The cleverly named Google Art Camera represents a massive advance in the art of digital preservation. The robotic system is capable of capturing gigapixel images that take in every intricate detail on a painting. Every brush stroke is viewable in high resolution.
This isn't necessarily new; digital art preservation has taken place for some time now. The real breakthrough with Google's system—aside from the incredible level of detail it can capture—is the speed and ease at which it operates.
Google could capture about 200 pieces of artwork in five years using older methods. With the Art Camera, the company has archived more than 1,000 images in just a few months. The device can cover a one-meter by one-meter canvas in about 30 minutes; previous technology would have required a full day to cover that much canvas.
The system is essentially automatic, with no technician required to operate it. The Art Camera can be placed in front of an image, and it will measure the distance of the artwork using high frequency sonar and laser detection. It scans the painting, focusing on each brush stroke, and takes hundreds of high resolution close-ups that are later stitched together into a single image.

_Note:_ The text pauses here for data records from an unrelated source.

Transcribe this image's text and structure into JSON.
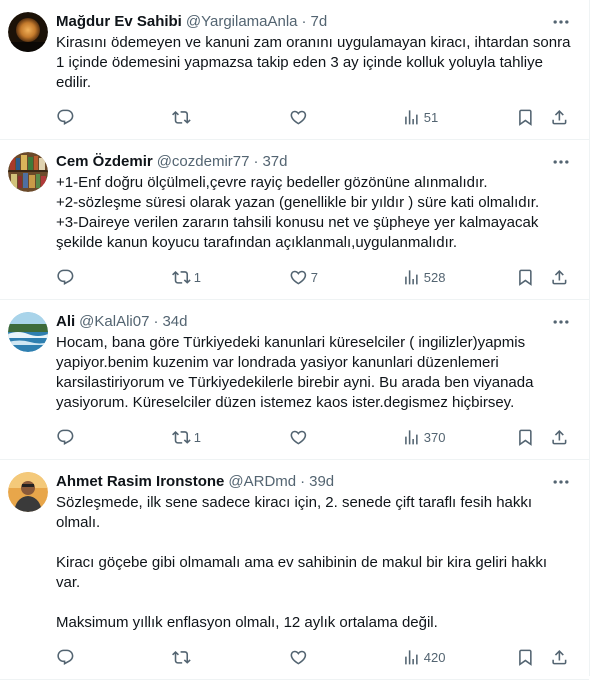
{
  "tweets": [
    {
      "name": "Mağdur Ev Sahibi",
      "handle": "@YargilamaAnla",
      "separator": "·",
      "time": "7d",
      "text": "Kirasını ödemeyen ve kanuni zam oranını uygulamayan kiracı, ihtardan sonra 1 içinde ödemesini yapmazsa takip eden 3 ay içinde kolluk yoluyla tahliye edilir.",
      "replies": "",
      "retweets": "",
      "likes": "",
      "views": "51",
      "avatar_icon": "moon-avatar"
    },
    {
      "name": "Cem Özdemir",
      "handle": "@cozdemir77",
      "separator": "·",
      "time": "37d",
      "text": "+1-Enf doğru ölçülmeli,çevre rayiç bedeller gözönüne alınmalıdır.\n+2-sözleşme süresi olarak yazan (genellikle bir yıldır ) süre kati olmalıdır.\n+3-Daireye verilen zararın tahsili konusu net ve şüpheye yer kalmayacak şekilde kanun koyucu tarafından açıklanmalı,uygulanmalıdır.",
      "replies": "",
      "retweets": "1",
      "likes": "7",
      "views": "528",
      "avatar_icon": "bookshelf-avatar"
    },
    {
      "name": "Ali",
      "handle": "@KalAli07",
      "separator": "·",
      "time": "34d",
      "text": "Hocam, bana göre Türkiyedeki kanunlari küreselciler ( ingilizler)yapmis yapiyor.benim kuzenim var londrada yasiyor kanunlari düzenlemeri karsilastiriyorum ve Türkiyedekilerle birebir ayni. Bu arada ben viyanada yasiyorum. Küreselciler düzen istemez kaos ister.degismez hiçbirsey.",
      "replies": "",
      "retweets": "1",
      "likes": "",
      "views": "370",
      "avatar_icon": "waterfall-avatar"
    },
    {
      "name": "Ahmet Rasim Ironstone",
      "handle": "@ARDmd",
      "separator": "·",
      "time": "39d",
      "text": "Sözleşmede, ilk sene sadece kiracı için, 2. senede çift taraflı fesih hakkı olmalı.\n\nKiracı göçebe gibi olmamalı ama ev sahibinin de makul bir kira geliri hakkı var.\n\nMaksimum yıllık enflasyon olmalı, 12 aylık ortalama değil.",
      "replies": "",
      "retweets": "",
      "likes": "",
      "views": "420",
      "avatar_icon": "person-avatar"
    }
  ]
}
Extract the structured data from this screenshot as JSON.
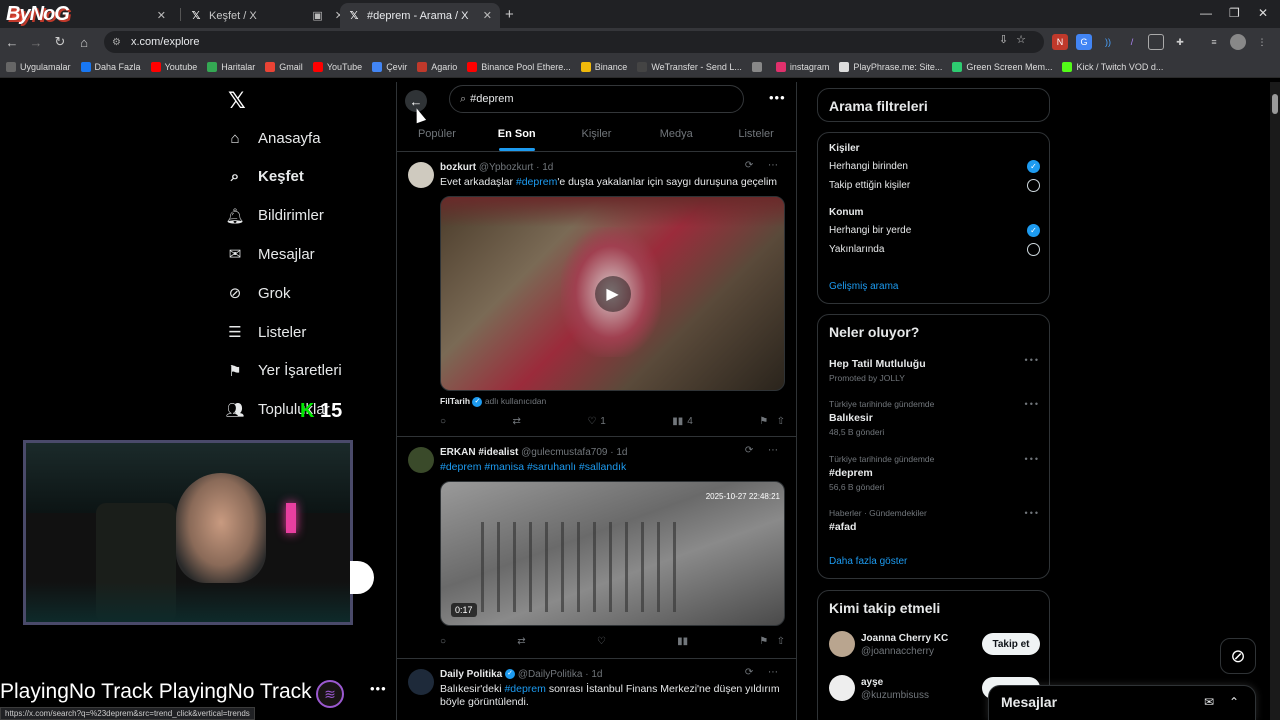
{
  "browser": {
    "tabs": [
      {
        "title": "",
        "fav": "",
        "color": "#e74c3c"
      },
      {
        "title": "Keşfet / X",
        "fav": "X",
        "color": "#000"
      },
      {
        "title": "#deprem - Arama / X",
        "fav": "X",
        "color": "#000"
      }
    ],
    "url": "x.com/explore",
    "bookmarks": [
      {
        "label": "Uygulamalar",
        "color": "#666"
      },
      {
        "label": "Daha Fazla",
        "color": "#1877f2"
      },
      {
        "label": "Youtube",
        "color": "#ff0000"
      },
      {
        "label": "Haritalar",
        "color": "#34a853"
      },
      {
        "label": "Gmail",
        "color": "#ea4335"
      },
      {
        "label": "YouTube",
        "color": "#ff0000"
      },
      {
        "label": "Çevir",
        "color": "#4285f4"
      },
      {
        "label": "Agario",
        "color": "#c0392b"
      },
      {
        "label": "Binance Pool Ethere...",
        "color": "#ff0000"
      },
      {
        "label": "Binance",
        "color": "#f0b90b"
      },
      {
        "label": "WeTransfer - Send L...",
        "color": "#444"
      },
      {
        "label": "",
        "color": "#888"
      },
      {
        "label": "instagram",
        "color": "#e1306c"
      },
      {
        "label": "PlayPhrase.me: Site...",
        "color": "#ddd"
      },
      {
        "label": "Green Screen Mem...",
        "color": "#2ecc71"
      },
      {
        "label": "Kick / Twitch VOD d...",
        "color": "#53fc18"
      }
    ],
    "status_url": "https://x.com/search?q=%23deprem&src=trend_click&vertical=trends"
  },
  "overlay": {
    "logo": "ByNoG",
    "badge_number": "15",
    "ticker": "PlayingNo Track PlayingNo Track"
  },
  "nav": {
    "items": [
      {
        "label": "Anasayfa",
        "icon": "home-icon",
        "bold": false
      },
      {
        "label": "Keşfet",
        "icon": "search-icon",
        "bold": true
      },
      {
        "label": "Bildirimler",
        "icon": "bell-icon",
        "bold": false
      },
      {
        "label": "Mesajlar",
        "icon": "envelope-icon",
        "bold": false
      },
      {
        "label": "Grok",
        "icon": "grok-icon",
        "bold": false
      },
      {
        "label": "Listeler",
        "icon": "list-icon",
        "bold": false
      },
      {
        "label": "Yer İşaretleri",
        "icon": "bookmark-icon",
        "bold": false
      },
      {
        "label": "Topluluklar",
        "icon": "communities-icon",
        "bold": false
      }
    ]
  },
  "search": {
    "query": "#deprem",
    "tabs": [
      "Popüler",
      "En Son",
      "Kişiler",
      "Medya",
      "Listeler"
    ],
    "active_tab": 1
  },
  "tweets": [
    {
      "name": "bozkurt",
      "handle": "@Ypbozkurt · 1d",
      "verified": false,
      "avatar_color": "#cfcabf",
      "text_pre": "Evet arkadaşlar ",
      "tag": "#deprem",
      "text_post": "'e duşta yakalanlar için saygı duruşuna geçelim",
      "source_name": "FilTarih",
      "source_note": "adlı kullanıcıdan",
      "replies": "",
      "reposts": "",
      "likes": "1",
      "views": "4"
    },
    {
      "name": "ERKAN #idealist",
      "handle": "@gulecmustafa709 · 1d",
      "verified": false,
      "avatar_color": "#3a4a2a",
      "tags": "#deprem #manisa #saruhanlı #sallandık",
      "video_time": "0:17",
      "cam_time": "2025-10-27 22:48:21"
    },
    {
      "name": "Daily Politika",
      "handle": "@DailyPolitika · 1d",
      "verified": true,
      "avatar_color": "#1e2a3a",
      "text_pre": "Balıkesir'deki ",
      "tag": "#deprem",
      "text_post": " sonrası İstanbul Finans Merkezi'ne düşen yıldırım böyle görüntülendi."
    }
  ],
  "filters": {
    "title": "Arama filtreleri",
    "people_label": "Kişiler",
    "people_opts": [
      "Herhangi birinden",
      "Takip ettiğin kişiler"
    ],
    "location_label": "Konum",
    "location_opts": [
      "Herhangi bir yerde",
      "Yakınlarında"
    ],
    "advanced": "Gelişmiş arama"
  },
  "trends": {
    "title": "Neler oluyor?",
    "items": [
      {
        "ctx": "",
        "name": "Hep Tatil Mutluluğu",
        "count": "Promoted by JOLLY"
      },
      {
        "ctx": "Türkiye tarihinde gündemde",
        "name": "Balıkesir",
        "count": "48,5 B gönderi"
      },
      {
        "ctx": "Türkiye tarihinde gündemde",
        "name": "#deprem",
        "count": "56,6 B gönderi"
      },
      {
        "ctx": "Haberler · Gündemdekiler",
        "name": "#afad",
        "count": ""
      }
    ],
    "more": "Daha fazla göster"
  },
  "who_to_follow": {
    "title": "Kimi takip etmeli",
    "users": [
      {
        "name": "Joanna Cherry KC",
        "handle": "@joannaccherry",
        "button": "Takip et",
        "color": "#b9a58f"
      },
      {
        "name": "ayşe",
        "handle": "@kuzumbisuss",
        "button": "",
        "color": "#eee"
      }
    ]
  },
  "messages": {
    "title": "Mesajlar"
  }
}
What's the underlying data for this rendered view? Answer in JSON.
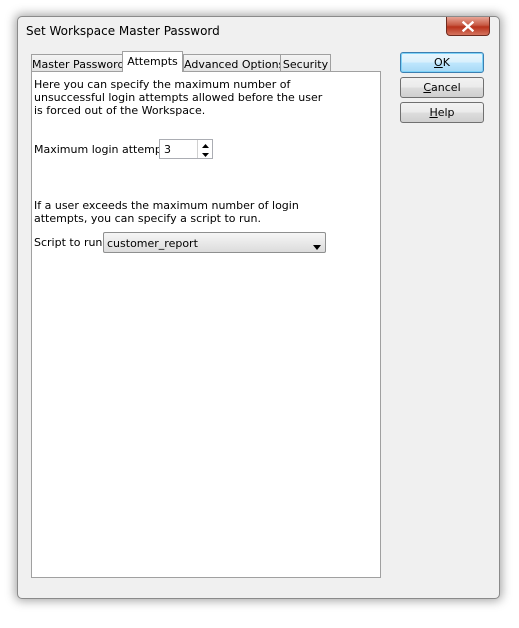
{
  "window": {
    "title": "Set Workspace Master Password",
    "close_icon": "close-icon"
  },
  "tabs": [
    {
      "label": "Master Password",
      "active": false
    },
    {
      "label": "Attempts",
      "active": true
    },
    {
      "label": "Advanced Options",
      "active": false
    },
    {
      "label": "Security",
      "active": false
    }
  ],
  "attempts": {
    "description": "Here you can specify the maximum number of unsuccessful login attempts allowed before the user is forced out of the Workspace.",
    "max_label": "Maximum login attempts:",
    "max_value": "3",
    "script_description": "If a user exceeds the maximum number of login attempts, you can specify a script to run.",
    "script_label": "Script to run:",
    "script_value": "customer_report"
  },
  "buttons": {
    "ok": {
      "mnemonic": "O",
      "rest": "K"
    },
    "cancel": {
      "mnemonic": "C",
      "rest": "ancel"
    },
    "help": {
      "mnemonic": "H",
      "rest": "elp"
    }
  }
}
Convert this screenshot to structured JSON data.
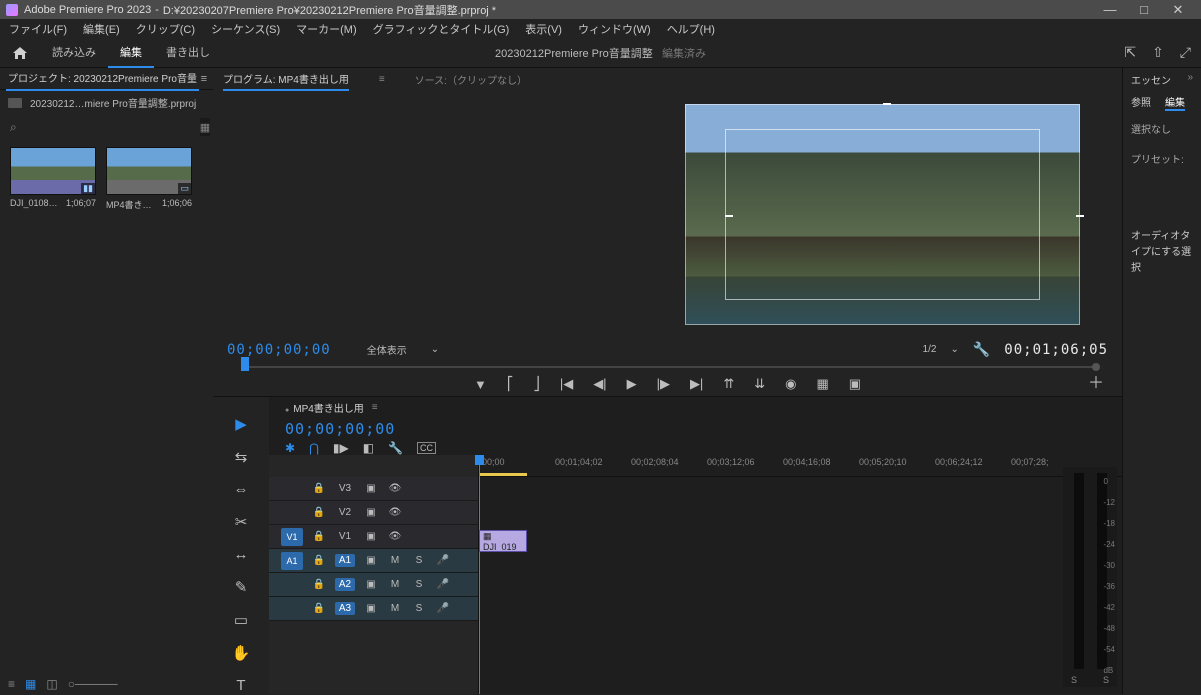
{
  "titlebar": {
    "app": "Adobe Premiere Pro 2023",
    "path": "D:¥20230207Premiere Pro¥20230212Premiere Pro音量調整.prproj *"
  },
  "menu": [
    "ファイル(F)",
    "編集(E)",
    "クリップ(C)",
    "シーケンス(S)",
    "マーカー(M)",
    "グラフィックとタイトル(G)",
    "表示(V)",
    "ウィンドウ(W)",
    "ヘルプ(H)"
  ],
  "workspace": {
    "tabs": [
      "読み込み",
      "編集",
      "書き出し"
    ],
    "active": 1,
    "project_name": "20230212Premiere Pro音量調整",
    "status": "編集済み"
  },
  "project_panel": {
    "tab": "プロジェクト: 20230212Premiere Pro音量",
    "breadcrumb": "20230212…miere Pro音量調整.prproj",
    "search_placeholder": "",
    "bins": [
      {
        "name": "DJI_0108…",
        "dur": "1;06;07"
      },
      {
        "name": "MP4書き…",
        "dur": "1;06;06"
      }
    ]
  },
  "monitor": {
    "tab_program": "プログラム: MP4書き出し用",
    "tab_source": "ソース:（クリップなし）",
    "tc_left": "00;00;00;00",
    "zoom": "全体表示",
    "scale_select": "1/2",
    "tc_right": "00;01;06;05"
  },
  "timeline": {
    "tab": "MP4書き出し用",
    "tc": "00;00;00;00",
    "ruler": [
      "00;00",
      "00;01;04;02",
      "00;02;08;04",
      "00;03;12;06",
      "00;04;16;08",
      "00;05;20;10",
      "00;06;24;12",
      "00;07;28;"
    ],
    "clip_name": "DJI_019",
    "tracks_v": [
      "V3",
      "V2",
      "V1"
    ],
    "tracks_a": [
      "A1",
      "A2",
      "A3"
    ]
  },
  "essentials": {
    "title": "エッセン",
    "subtabs": [
      "参照",
      "編集"
    ],
    "no_selection": "選択なし",
    "preset": "プリセット:",
    "help": "オーディオタイプにする選択"
  },
  "meter_marks": [
    "0",
    "-12",
    "-18",
    "-24",
    "-30",
    "-36",
    "-42",
    "-48",
    "-54",
    "dB"
  ]
}
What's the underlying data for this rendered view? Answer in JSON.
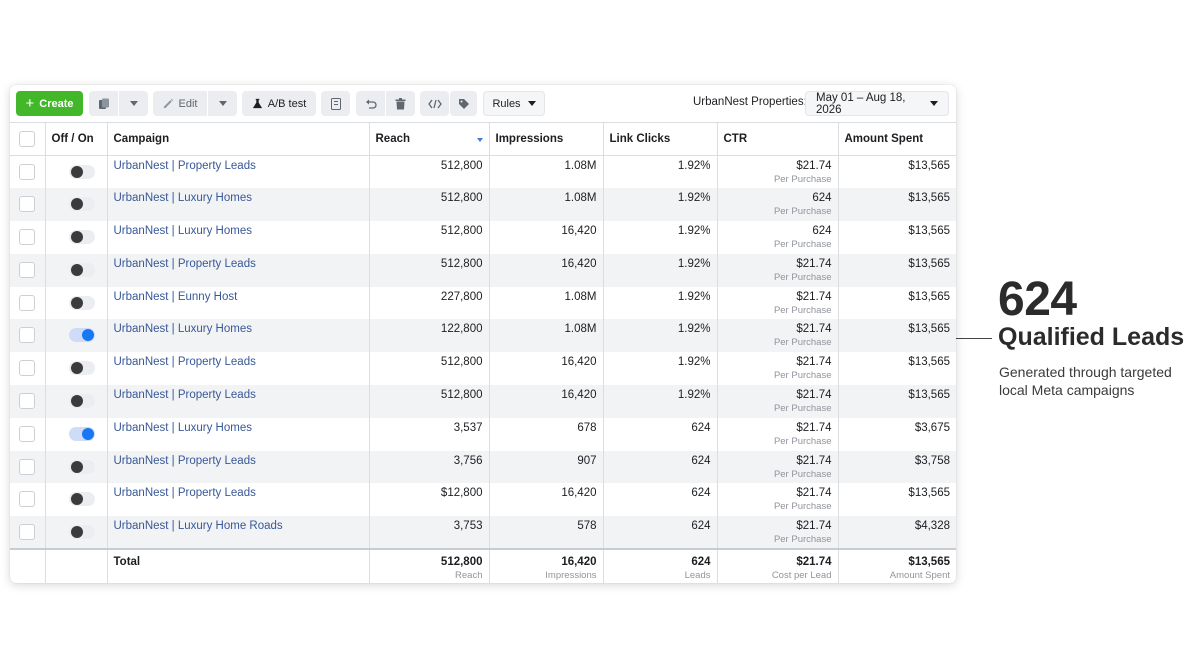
{
  "toolbar": {
    "create_label": "Create",
    "edit_label": "Edit",
    "ab_test_label": "A/B test",
    "rules_label": "Rules",
    "account_label": "UrbanNest Properties:",
    "date_range": "May 01 – Aug 18, 2026"
  },
  "columns": {
    "off_on": "Off / On",
    "campaign": "Campaign",
    "reach": "Reach",
    "impressions": "Impressions",
    "link_clicks": "Link Clicks",
    "ctr": "CTR",
    "amount_spent": "Amount Spent"
  },
  "rows": [
    {
      "on": false,
      "campaign": "UrbanNest | Property Leads",
      "reach": "512,800",
      "impressions": "1.08M",
      "clicks": "1.92%",
      "ctr": "$21.74",
      "ctr_sub": "Per Purchase",
      "spent": "$13,565"
    },
    {
      "on": false,
      "campaign": "UrbanNest | Luxury Homes",
      "reach": "512,800",
      "impressions": "1.08M",
      "clicks": "1.92%",
      "ctr": "624",
      "ctr_sub": "Per Purchase",
      "spent": "$13,565"
    },
    {
      "on": false,
      "campaign": "UrbanNest | Luxury Homes",
      "reach": "512,800",
      "impressions": "16,420",
      "clicks": "1.92%",
      "ctr": "624",
      "ctr_sub": "Per Purchase",
      "spent": "$13,565"
    },
    {
      "on": false,
      "campaign": "UrbanNest | Property Leads",
      "reach": "512,800",
      "impressions": "16,420",
      "clicks": "1.92%",
      "ctr": "$21.74",
      "ctr_sub": "Per Purchase",
      "spent": "$13,565"
    },
    {
      "on": false,
      "campaign": "UrbanNest | Eunny Host",
      "reach": "227,800",
      "impressions": "1.08M",
      "clicks": "1.92%",
      "ctr": "$21.74",
      "ctr_sub": "Per Purchase",
      "spent": "$13,565"
    },
    {
      "on": true,
      "campaign": "UrbanNest | Luxury Homes",
      "reach": "122,800",
      "impressions": "1.08M",
      "clicks": "1.92%",
      "ctr": "$21.74",
      "ctr_sub": "Per Purchase",
      "spent": "$13,565"
    },
    {
      "on": false,
      "campaign": "UrbanNest | Property Leads",
      "reach": "512,800",
      "impressions": "16,420",
      "clicks": "1.92%",
      "ctr": "$21.74",
      "ctr_sub": "Per Purchase",
      "spent": "$13,565"
    },
    {
      "on": false,
      "campaign": "UrbanNest | Property Leads",
      "reach": "512,800",
      "impressions": "16,420",
      "clicks": "1.92%",
      "ctr": "$21.74",
      "ctr_sub": "Per Purchase",
      "spent": "$13,565"
    },
    {
      "on": true,
      "campaign": "UrbanNest | Luxury Homes",
      "reach": "3,537",
      "impressions": "678",
      "clicks": "624",
      "ctr": "$21.74",
      "ctr_sub": "Per Purchase",
      "spent": "$3,675"
    },
    {
      "on": false,
      "campaign": "UrbanNest | Property Leads",
      "reach": "3,756",
      "impressions": "907",
      "clicks": "624",
      "ctr": "$21.74",
      "ctr_sub": "Per Purchase",
      "spent": "$3,758"
    },
    {
      "on": false,
      "campaign": "UrbanNest | Property Leads",
      "reach": "$12,800",
      "impressions": "16,420",
      "clicks": "624",
      "ctr": "$21.74",
      "ctr_sub": "Per Purchase",
      "spent": "$13,565"
    },
    {
      "on": false,
      "campaign": "UrbanNest | Luxury Home Roads",
      "reach": "3,753",
      "impressions": "578",
      "clicks": "624",
      "ctr": "$21.74",
      "ctr_sub": "Per Purchase",
      "spent": "$4,328"
    }
  ],
  "totals": {
    "label": "Total",
    "reach": "512,800",
    "reach_sub": "Reach",
    "impressions": "16,420",
    "impressions_sub": "Impressions",
    "clicks": "624",
    "clicks_sub": "Leads",
    "ctr": "$21.74",
    "ctr_sub": "Cost per Lead",
    "spent": "$13,565",
    "spent_sub": "Amount Spent"
  },
  "callout": {
    "number": "624",
    "label": "Qualified Leads",
    "description": "Generated through targeted local Meta campaigns"
  },
  "colors": {
    "create_green": "#42b72a",
    "link_blue": "#385898",
    "toggle_on": "#1877f2"
  }
}
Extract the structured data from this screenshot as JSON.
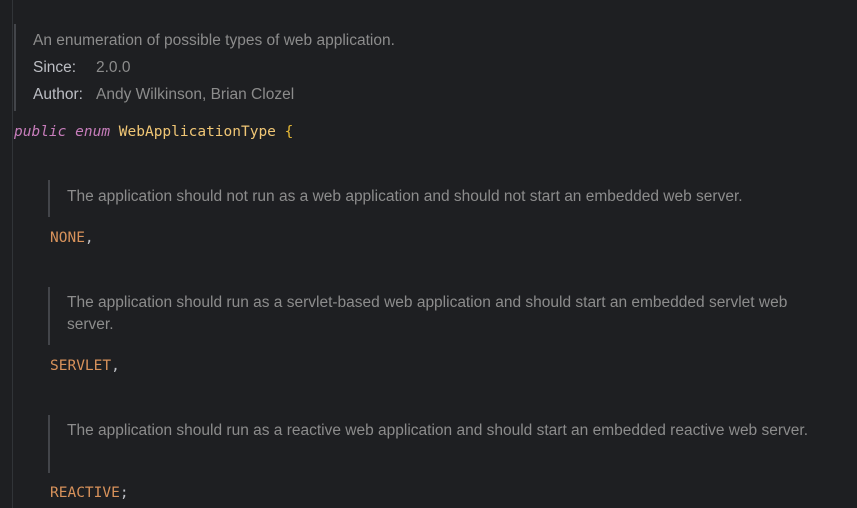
{
  "enum_doc": {
    "description": "An enumeration of possible types of web application.",
    "since_label": "Since:",
    "since_value": "2.0.0",
    "author_label": "Author:",
    "author_value": "Andy Wilkinson, Brian Clozel"
  },
  "declaration": {
    "modifier": "public",
    "keyword": "enum",
    "name": "WebApplicationType",
    "open_brace": "{"
  },
  "constants": [
    {
      "doc": "The application should not run as a web application and should not start an embedded web server.",
      "name": "NONE",
      "terminator": ","
    },
    {
      "doc": "The application should run as a servlet-based web application and should start an embedded servlet web server.",
      "name": "SERVLET",
      "terminator": ","
    },
    {
      "doc": "The application should run as a reactive web application and should start an embedded reactive web server.",
      "name": "REACTIVE",
      "terminator": ";"
    }
  ],
  "colors": {
    "background": "#1e1f22",
    "keyword": "#c77dbb",
    "class_name": "#f0c675",
    "constant": "#d8925b",
    "doc_text": "#8c8c8c"
  }
}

Google will make the Art Camera, of which it's building 20, available to museums for free so they can create digital archives of their work—and Google can display it on its online Cultural Institute. Some museums have already taken Google up on its offer, and the Culture Institute currently holds artwork from the likes of Vincent Van Gogh, Georgia O'Keeffe, and Claude Monet.